Mr. CROWTHER. It is an extremely lucid summary, and I think wrong in every step of its development. I will try to explain that to you. I think that your mind is rooted in the days before we advanced the technology-I think it is rooted in the early days of England and the steam engine, when it was believed that certain countries were endowed by God, let us say, not only with ability, but the right forever to make this thing or that thing, while other countries were directed by God to grow only certain things. In the natural course of events, and particularly with the problems brought about by chemistry, that has all broken down. It broke down long ago.
Now, I say to you that anything that we cannot make or grow shall come in free and the American tariff policy as formulated by the American people says just that. But if we can make it or grow it, put a tariff on it, and my belief is that the tariff should be very high in order that we may stimulate a competition that will bring really cheap goods, and that has always happened.
Let us take a case in point. A good many years, I guess it was in the nineties, was it not, we had a tremendous furor about the tinplate trust, and that the tinplate tariff deprived the American people of tinplate.
Mr. KNUTSON. That was in 1889.
The early tinplate makers made an inferior tinplate and they made some money. Because they made money, others got into it and today we have not only the finest tinplate in the world but the cheapest.
Take automobiles. Exactly the same thing happened there.
Now, if you get around to saying that is isolationism, if that means being an "isolationist,” then I want to be one.
Mr. ROBERTSON. I cannot help but view your philosophy by what has been called by Dr. Taussig the mercantilistic fallacy of the "home market theory," and if you are so sure of your position that it is to the interest of-I will leave the farmers out and just center on the manufacturers of this country-if it is to the interest of manufacturers of this country to adopt that theory that we must not let a thing in that we can make here under any circumstances, how do you account for the fact that the National Association of Manufacturers that opposed this program in 1934, 1937, and 1940 have now endorsed it?
Mr. CROWTHER. I am quite without the ability to make a pathological diagnosis, which you are asking me to do. What you say, sir, is this, and
you state it extremely well: My position, not so well stated, is this: I say let the American people decide. You say let a bunch of supermen decide.
Mr. ROBERTSON. Did you correctly diagnose from a pathological or an economic standpoint, my good friend, Dr. John Lee Coulter, when you said at page 249 of your book—and I am referring to his testimonyhe presented it as a tariff expert for the National Association of Manufacturers, and, therefore, he could be considered as a partisan witness.
Was that a correct diagnosis of Dr. Coulter's testimony?
Mr. CROWTHER. You misread my work. I quoted before that two men, Dr. Coulter and Dr. Bliss, who represented no one.
Mr. ROBERTSON. Well, I just wanted to know whether you had him diagnosed. He is a very clever witness, and I was interested in your viewpoint that he was representing something.

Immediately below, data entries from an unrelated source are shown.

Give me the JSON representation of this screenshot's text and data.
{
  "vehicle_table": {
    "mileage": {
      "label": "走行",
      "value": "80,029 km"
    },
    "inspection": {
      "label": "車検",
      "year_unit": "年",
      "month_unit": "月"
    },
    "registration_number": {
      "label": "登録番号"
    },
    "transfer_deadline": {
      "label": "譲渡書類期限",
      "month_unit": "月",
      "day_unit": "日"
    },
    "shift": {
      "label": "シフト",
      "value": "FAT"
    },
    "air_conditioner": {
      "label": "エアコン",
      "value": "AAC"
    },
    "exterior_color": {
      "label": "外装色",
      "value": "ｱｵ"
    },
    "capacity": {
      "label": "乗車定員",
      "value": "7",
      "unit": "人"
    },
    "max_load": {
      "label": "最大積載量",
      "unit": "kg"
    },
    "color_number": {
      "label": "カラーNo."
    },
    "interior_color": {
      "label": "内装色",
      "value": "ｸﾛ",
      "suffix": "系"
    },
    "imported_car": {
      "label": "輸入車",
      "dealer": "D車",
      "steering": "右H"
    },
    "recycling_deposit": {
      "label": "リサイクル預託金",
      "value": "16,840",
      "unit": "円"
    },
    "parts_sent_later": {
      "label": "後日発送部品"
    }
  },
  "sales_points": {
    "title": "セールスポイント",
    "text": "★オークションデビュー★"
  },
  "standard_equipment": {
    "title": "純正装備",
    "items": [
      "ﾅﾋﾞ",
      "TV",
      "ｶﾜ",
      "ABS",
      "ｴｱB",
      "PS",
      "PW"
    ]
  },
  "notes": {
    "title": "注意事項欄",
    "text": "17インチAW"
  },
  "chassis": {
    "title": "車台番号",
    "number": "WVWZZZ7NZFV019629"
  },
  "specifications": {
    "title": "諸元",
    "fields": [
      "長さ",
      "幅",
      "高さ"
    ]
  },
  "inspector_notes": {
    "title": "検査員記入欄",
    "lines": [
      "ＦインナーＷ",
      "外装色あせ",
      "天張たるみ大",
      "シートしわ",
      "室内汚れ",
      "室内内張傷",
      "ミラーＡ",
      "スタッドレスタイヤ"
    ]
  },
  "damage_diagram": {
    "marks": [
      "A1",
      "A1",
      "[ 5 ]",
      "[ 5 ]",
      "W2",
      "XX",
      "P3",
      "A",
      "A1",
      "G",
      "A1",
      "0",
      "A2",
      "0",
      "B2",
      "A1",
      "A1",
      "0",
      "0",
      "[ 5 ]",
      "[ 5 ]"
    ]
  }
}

Mr. CROWTHER. The emphasis is on the word "could," and I did not say “was.”
Mr. ROBERTSON. I see; that he could be?
Mr. CROWTHER. There is a form of argument, you know, which I detest, which neglects the facts and goes to who said it.
Mr. ROBERTSON. Mr. Chairman, rather than take the time of the committee, and time now is of the essence because I believe the tax issue is up here, and is uppermost in our minds and the minds of the American people at the moment, I ask permission to insert at this point a brief excerpt from Dr. Taussig's writings bearing on the witness's contention that foreign trade is not desirable from the public standpoint, and a chart prepared by the United States Tariff Commission showing the degree to which foreign trade and indexes of domestic economic conditions move together.